[PROBLEM TO WORK ON] Among the entries that follow, some lines contain the word "with". Show all of them.

──────── EXTRACTED INFORMATION

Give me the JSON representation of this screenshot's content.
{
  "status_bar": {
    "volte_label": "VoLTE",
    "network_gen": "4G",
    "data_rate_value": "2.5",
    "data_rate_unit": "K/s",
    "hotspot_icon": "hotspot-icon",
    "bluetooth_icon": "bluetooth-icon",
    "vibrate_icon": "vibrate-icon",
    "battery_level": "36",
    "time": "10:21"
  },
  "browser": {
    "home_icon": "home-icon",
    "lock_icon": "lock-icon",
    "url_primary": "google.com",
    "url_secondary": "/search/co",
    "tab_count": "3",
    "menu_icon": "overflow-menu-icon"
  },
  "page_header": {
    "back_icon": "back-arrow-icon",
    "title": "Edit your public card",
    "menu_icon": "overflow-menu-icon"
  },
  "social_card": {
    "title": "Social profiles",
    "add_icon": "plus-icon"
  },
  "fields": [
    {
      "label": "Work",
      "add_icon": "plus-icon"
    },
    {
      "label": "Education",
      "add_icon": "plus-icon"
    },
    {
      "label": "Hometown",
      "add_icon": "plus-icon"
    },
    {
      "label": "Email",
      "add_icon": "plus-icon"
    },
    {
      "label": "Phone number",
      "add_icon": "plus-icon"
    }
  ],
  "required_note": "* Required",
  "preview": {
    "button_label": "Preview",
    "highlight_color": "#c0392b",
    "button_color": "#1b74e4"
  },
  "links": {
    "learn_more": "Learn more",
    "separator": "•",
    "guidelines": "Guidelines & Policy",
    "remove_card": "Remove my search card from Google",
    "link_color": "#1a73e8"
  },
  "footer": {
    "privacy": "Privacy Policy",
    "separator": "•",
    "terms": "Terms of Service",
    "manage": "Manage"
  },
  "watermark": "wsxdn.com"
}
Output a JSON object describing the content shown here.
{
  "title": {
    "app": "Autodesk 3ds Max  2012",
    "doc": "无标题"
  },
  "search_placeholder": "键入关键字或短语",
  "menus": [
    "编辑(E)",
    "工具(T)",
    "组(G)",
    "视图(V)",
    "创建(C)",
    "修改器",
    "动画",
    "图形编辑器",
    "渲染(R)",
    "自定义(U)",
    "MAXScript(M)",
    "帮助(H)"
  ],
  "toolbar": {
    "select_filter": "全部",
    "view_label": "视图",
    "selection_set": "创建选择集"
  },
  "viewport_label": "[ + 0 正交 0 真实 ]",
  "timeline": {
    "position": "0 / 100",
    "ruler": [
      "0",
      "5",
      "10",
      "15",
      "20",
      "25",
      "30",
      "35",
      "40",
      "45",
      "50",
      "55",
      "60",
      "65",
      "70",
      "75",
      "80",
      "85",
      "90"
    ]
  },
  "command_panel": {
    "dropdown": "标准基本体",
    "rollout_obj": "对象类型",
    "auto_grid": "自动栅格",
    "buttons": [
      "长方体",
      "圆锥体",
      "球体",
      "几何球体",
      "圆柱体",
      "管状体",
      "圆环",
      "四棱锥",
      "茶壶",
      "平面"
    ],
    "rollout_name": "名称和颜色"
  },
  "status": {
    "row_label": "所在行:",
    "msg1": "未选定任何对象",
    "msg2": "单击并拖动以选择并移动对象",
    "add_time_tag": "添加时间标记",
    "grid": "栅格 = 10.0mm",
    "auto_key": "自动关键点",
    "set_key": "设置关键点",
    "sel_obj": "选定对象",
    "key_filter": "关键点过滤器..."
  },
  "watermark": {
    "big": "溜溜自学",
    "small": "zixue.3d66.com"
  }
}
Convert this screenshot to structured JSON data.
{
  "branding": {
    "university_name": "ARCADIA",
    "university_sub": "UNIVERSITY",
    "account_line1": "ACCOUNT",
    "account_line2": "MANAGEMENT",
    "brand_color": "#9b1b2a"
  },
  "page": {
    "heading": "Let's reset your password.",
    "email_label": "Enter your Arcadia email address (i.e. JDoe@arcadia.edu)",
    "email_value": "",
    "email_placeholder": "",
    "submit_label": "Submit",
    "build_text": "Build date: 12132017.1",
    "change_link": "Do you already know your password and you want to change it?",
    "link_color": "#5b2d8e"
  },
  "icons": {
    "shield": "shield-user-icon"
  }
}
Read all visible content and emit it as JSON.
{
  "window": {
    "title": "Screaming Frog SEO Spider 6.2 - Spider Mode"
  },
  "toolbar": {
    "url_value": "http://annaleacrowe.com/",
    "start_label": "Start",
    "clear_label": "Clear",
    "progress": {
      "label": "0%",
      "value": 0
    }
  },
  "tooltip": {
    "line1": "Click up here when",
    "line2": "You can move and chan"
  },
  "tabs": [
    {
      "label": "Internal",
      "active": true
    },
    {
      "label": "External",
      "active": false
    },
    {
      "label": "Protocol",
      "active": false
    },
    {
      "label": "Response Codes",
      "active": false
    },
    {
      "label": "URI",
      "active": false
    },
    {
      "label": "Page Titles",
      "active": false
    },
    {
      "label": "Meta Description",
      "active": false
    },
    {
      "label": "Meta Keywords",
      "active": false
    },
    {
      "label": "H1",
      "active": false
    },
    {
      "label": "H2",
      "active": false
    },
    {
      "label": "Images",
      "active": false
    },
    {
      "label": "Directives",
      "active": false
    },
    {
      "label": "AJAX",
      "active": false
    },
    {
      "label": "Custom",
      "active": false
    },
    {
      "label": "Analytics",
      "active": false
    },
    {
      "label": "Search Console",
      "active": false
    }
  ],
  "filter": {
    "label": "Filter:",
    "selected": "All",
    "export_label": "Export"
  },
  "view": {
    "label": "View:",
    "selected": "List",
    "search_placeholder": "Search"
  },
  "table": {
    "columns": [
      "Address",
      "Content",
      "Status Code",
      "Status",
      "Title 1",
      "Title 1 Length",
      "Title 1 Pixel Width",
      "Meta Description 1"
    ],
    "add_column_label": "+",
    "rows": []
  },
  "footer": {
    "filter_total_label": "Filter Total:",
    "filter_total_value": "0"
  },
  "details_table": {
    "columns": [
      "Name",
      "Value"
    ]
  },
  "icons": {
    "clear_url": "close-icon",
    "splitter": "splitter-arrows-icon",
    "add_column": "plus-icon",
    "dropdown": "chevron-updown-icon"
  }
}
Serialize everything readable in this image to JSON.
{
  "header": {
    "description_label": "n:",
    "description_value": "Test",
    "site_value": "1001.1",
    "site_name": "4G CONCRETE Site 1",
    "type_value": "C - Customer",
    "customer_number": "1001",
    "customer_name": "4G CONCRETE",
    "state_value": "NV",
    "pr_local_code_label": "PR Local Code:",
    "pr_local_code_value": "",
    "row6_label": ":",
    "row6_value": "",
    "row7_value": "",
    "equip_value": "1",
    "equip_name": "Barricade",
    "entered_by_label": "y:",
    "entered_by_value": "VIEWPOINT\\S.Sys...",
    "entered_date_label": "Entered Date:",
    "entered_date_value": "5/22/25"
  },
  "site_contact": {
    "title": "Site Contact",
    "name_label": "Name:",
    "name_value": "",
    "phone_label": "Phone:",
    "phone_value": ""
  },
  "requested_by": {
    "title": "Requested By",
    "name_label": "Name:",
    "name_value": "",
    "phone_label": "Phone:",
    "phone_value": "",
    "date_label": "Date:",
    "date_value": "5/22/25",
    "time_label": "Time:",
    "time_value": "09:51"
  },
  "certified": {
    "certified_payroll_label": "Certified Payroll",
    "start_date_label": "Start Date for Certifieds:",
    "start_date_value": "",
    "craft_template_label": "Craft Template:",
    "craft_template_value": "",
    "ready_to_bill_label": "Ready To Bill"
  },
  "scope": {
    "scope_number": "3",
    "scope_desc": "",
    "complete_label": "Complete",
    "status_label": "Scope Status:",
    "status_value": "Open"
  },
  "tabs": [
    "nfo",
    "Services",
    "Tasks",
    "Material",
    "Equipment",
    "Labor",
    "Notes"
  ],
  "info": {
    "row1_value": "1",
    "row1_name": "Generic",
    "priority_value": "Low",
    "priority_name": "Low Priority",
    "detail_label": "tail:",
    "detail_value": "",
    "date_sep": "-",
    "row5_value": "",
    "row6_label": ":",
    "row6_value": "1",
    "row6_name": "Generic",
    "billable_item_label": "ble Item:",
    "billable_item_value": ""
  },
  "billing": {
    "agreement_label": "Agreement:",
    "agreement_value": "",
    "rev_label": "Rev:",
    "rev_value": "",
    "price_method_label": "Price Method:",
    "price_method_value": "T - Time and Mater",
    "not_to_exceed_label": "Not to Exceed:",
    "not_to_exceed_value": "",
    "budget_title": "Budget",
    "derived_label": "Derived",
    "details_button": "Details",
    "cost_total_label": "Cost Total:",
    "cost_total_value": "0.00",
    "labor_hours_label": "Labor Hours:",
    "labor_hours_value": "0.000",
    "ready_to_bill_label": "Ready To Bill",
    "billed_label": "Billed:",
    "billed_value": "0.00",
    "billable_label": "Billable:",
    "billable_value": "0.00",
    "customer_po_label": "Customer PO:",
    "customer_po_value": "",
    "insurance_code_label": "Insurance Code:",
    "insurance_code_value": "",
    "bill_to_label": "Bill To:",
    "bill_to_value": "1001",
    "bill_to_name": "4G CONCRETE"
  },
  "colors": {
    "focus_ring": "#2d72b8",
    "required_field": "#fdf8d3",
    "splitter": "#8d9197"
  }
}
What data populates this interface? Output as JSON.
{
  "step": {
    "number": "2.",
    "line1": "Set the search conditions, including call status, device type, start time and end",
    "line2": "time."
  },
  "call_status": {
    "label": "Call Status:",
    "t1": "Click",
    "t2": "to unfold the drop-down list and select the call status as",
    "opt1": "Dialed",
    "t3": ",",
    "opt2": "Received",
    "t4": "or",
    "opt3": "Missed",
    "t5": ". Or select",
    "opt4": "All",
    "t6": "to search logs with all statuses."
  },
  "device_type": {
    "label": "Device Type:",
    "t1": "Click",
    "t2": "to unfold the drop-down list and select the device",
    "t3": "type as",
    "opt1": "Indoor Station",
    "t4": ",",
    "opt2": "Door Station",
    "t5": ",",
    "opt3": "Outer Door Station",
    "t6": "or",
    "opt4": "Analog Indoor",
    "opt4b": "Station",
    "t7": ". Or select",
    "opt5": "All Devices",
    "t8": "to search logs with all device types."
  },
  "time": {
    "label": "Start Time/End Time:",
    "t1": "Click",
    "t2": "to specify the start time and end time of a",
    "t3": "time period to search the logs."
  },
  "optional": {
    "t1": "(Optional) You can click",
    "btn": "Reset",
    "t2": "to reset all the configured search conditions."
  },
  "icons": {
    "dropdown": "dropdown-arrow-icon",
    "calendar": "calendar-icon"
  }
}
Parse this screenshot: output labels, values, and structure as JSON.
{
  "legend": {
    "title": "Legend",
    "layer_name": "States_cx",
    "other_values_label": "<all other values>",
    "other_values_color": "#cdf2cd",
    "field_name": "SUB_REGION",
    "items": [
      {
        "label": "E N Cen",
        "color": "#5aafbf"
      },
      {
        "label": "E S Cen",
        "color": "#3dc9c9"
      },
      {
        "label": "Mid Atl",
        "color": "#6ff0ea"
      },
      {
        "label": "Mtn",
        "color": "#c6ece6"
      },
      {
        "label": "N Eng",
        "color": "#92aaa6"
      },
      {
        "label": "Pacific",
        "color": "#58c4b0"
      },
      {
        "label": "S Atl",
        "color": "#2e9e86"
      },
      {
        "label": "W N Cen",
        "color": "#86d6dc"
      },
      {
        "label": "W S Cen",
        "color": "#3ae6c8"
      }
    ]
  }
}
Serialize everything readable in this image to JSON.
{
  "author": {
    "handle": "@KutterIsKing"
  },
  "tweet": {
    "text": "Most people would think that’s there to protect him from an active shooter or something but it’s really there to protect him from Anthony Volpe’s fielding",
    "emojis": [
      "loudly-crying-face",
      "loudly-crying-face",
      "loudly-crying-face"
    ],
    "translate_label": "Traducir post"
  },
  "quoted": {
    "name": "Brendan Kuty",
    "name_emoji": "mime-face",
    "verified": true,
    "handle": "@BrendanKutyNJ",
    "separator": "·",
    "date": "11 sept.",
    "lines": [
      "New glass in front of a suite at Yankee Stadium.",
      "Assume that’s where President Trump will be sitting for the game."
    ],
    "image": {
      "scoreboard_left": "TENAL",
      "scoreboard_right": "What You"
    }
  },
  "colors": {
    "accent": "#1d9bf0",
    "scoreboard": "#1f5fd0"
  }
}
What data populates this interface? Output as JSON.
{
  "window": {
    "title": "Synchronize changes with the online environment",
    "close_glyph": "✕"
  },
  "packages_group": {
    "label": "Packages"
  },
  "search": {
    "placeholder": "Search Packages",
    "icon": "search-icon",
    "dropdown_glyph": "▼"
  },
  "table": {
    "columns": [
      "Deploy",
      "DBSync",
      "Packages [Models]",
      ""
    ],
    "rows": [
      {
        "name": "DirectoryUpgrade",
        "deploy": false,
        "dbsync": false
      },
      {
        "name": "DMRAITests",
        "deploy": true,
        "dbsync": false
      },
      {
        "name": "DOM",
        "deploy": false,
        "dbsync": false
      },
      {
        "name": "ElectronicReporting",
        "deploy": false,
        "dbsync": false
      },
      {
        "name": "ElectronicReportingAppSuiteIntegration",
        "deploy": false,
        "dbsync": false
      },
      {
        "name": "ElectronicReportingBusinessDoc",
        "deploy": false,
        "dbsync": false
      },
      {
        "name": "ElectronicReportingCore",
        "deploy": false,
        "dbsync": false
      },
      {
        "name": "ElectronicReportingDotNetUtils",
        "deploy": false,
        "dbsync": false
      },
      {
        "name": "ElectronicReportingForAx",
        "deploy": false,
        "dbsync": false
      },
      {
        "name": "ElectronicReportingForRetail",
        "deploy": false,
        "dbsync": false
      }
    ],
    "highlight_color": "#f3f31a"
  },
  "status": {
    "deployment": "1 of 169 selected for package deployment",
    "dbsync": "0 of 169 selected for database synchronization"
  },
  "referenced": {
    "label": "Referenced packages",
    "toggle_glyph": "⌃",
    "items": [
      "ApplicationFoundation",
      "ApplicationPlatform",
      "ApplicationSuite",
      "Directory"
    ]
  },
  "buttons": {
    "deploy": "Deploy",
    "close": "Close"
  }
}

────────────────

[PROBLEM SOLUTION]
    "t6": "to search logs with all statuses."
    "t8": "to search logs with all device types."
    "title": "Synchronize changes with the online environment",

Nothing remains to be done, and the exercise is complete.